▸ Exercise brief: Which lines of the records contain the word "REVIEWS"? Show each of them.
■ ■ ■ ■ ■
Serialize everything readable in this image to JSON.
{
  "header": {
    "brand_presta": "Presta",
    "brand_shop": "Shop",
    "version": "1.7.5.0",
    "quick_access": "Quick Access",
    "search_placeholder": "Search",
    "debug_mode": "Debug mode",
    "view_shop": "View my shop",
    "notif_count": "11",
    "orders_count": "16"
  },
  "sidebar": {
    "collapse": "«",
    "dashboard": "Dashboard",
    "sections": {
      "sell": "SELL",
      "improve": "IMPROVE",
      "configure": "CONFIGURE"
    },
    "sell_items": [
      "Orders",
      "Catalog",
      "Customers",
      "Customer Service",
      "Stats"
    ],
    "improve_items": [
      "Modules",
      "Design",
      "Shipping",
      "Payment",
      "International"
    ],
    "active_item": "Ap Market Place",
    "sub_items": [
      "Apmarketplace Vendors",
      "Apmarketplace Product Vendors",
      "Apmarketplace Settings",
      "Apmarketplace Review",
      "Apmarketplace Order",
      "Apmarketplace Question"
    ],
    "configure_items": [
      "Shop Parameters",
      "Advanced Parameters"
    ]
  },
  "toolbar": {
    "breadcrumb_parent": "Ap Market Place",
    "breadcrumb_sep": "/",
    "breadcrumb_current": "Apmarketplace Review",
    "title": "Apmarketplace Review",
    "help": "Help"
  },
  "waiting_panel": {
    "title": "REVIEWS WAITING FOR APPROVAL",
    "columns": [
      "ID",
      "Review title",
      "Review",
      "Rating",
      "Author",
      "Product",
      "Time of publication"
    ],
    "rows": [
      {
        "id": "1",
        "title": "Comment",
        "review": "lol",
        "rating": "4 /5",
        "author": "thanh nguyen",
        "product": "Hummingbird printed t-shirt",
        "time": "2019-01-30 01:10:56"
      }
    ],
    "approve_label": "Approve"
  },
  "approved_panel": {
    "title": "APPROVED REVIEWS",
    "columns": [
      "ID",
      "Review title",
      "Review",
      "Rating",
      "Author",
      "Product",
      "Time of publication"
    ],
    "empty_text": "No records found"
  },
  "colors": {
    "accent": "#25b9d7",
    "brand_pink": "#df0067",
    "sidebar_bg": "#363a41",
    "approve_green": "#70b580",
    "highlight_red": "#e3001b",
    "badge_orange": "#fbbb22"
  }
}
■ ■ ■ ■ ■
▸ Response for this exercise:
    "title": "REVIEWS WAITING FOR APPROVAL",
    "title": "APPROVED REVIEWS",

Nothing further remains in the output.